▶ _What you will do_
Scan the records below and copy every line that contains the string "JSON".

Segment Start: Listed entries

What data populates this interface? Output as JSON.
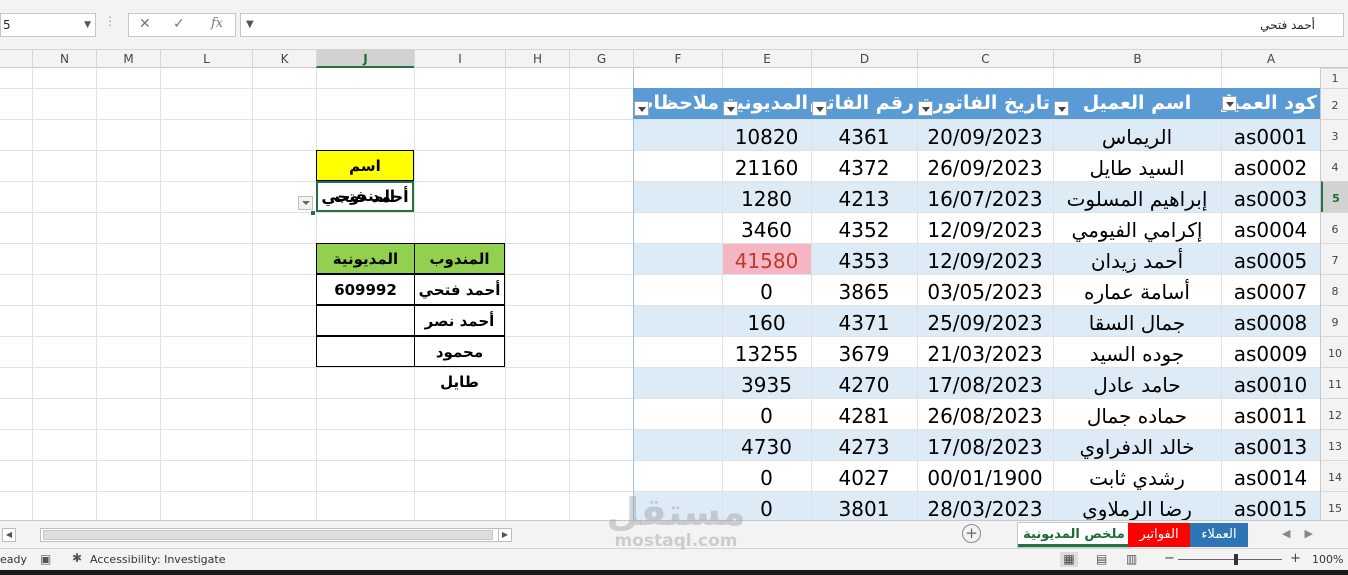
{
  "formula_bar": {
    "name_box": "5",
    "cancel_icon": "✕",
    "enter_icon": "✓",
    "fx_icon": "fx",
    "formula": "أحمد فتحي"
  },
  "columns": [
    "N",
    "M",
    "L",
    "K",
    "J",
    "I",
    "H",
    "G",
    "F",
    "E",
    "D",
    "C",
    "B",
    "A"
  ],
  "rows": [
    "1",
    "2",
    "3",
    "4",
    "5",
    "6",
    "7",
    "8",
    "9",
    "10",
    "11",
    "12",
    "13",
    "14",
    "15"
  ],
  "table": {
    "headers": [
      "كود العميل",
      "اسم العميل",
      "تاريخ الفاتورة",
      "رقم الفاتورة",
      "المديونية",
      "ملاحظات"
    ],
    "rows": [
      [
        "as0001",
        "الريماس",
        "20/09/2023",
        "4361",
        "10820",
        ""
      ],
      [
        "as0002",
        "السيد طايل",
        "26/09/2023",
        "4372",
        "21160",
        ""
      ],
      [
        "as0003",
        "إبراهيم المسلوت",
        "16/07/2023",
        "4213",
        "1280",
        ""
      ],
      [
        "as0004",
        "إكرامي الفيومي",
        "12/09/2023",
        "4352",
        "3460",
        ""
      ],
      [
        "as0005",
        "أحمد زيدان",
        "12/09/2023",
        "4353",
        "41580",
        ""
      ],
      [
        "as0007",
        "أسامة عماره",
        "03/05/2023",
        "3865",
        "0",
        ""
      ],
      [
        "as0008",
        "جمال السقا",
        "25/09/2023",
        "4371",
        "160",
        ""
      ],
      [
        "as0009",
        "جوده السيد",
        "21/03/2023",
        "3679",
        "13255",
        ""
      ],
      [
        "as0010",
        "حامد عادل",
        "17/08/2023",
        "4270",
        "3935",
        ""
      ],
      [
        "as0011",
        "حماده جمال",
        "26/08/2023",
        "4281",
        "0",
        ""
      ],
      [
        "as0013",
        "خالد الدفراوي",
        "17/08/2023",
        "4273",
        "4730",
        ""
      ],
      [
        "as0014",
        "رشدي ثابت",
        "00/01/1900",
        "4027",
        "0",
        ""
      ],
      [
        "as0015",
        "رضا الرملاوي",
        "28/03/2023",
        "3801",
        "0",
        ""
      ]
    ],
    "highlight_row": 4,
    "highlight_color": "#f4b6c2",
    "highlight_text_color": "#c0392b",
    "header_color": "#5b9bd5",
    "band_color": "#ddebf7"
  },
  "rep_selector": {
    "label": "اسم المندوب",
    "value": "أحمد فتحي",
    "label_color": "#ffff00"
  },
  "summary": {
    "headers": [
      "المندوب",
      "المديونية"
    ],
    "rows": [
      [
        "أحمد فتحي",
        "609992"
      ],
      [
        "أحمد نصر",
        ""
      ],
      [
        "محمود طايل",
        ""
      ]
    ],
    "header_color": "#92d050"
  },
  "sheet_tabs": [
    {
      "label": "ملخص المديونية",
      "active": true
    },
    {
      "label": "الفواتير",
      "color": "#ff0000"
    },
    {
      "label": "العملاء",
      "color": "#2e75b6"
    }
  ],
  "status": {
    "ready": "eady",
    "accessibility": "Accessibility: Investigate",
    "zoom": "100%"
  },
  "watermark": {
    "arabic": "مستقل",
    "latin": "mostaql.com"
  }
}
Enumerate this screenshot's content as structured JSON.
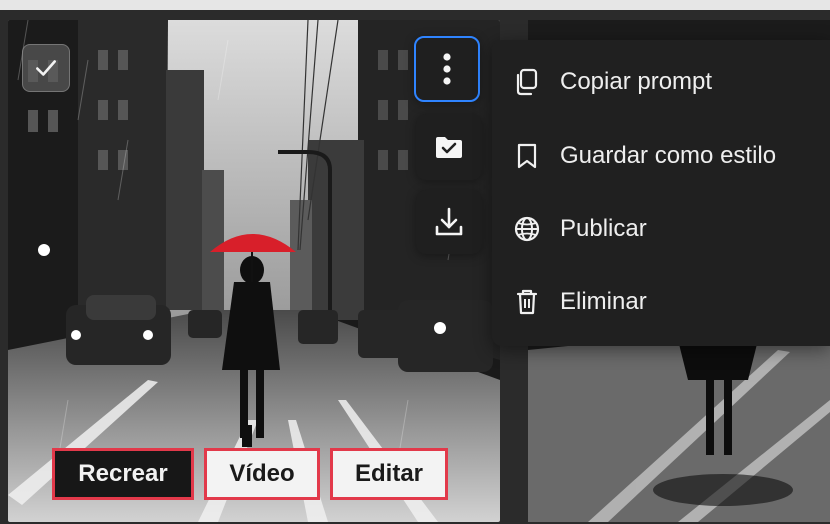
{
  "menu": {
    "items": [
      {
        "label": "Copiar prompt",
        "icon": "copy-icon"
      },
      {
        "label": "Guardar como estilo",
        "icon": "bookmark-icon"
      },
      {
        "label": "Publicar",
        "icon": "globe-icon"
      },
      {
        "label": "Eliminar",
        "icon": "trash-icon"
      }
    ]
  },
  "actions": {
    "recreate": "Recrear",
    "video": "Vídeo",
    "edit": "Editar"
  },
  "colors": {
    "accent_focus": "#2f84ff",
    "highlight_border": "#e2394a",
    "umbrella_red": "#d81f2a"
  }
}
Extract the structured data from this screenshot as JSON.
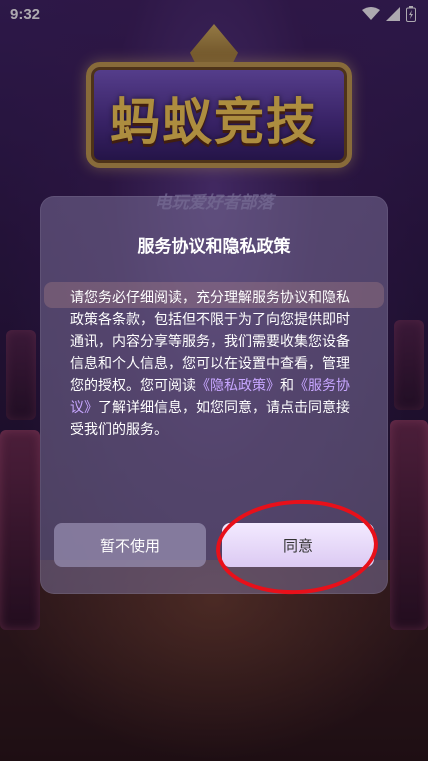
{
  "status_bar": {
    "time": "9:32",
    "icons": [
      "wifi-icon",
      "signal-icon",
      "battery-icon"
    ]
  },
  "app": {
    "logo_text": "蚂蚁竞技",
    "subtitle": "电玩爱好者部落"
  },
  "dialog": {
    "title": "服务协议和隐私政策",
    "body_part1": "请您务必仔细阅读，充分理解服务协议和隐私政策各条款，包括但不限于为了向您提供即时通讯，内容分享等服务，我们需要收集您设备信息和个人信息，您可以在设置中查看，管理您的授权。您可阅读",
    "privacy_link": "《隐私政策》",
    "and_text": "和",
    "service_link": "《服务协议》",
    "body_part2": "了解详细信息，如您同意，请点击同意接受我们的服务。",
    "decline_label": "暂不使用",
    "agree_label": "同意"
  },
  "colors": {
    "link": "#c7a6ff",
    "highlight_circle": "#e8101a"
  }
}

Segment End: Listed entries
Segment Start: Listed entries

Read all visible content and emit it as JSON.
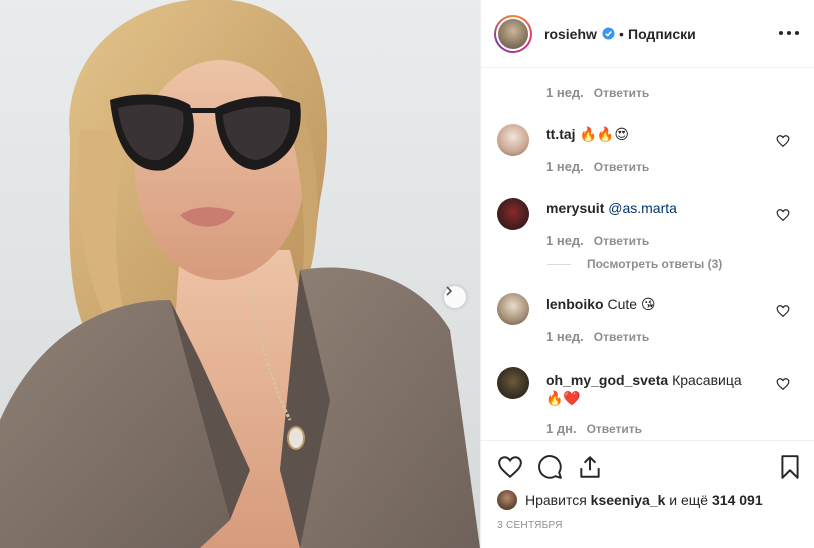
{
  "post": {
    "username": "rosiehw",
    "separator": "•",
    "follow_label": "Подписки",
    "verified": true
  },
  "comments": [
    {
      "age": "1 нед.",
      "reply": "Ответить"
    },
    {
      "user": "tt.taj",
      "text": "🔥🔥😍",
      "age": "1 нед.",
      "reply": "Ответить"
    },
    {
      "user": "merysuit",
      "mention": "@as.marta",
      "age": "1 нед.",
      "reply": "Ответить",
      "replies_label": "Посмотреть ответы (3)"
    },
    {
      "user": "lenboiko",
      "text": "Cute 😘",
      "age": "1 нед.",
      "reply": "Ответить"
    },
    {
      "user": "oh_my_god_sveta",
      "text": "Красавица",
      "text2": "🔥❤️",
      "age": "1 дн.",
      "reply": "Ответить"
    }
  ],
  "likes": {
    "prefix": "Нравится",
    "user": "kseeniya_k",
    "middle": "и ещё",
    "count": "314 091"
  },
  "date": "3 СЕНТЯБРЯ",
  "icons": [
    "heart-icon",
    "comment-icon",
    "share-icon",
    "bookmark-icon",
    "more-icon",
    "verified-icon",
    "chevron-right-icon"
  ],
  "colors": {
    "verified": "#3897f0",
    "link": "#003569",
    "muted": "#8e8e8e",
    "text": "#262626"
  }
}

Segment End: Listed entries

▶ _Answer below_
What data populates this interface? Output as JSON.
Enumerate this screenshot's content as structured JSON.
Extract the structured data from this screenshot as JSON.
Read all visible content and emit it as JSON.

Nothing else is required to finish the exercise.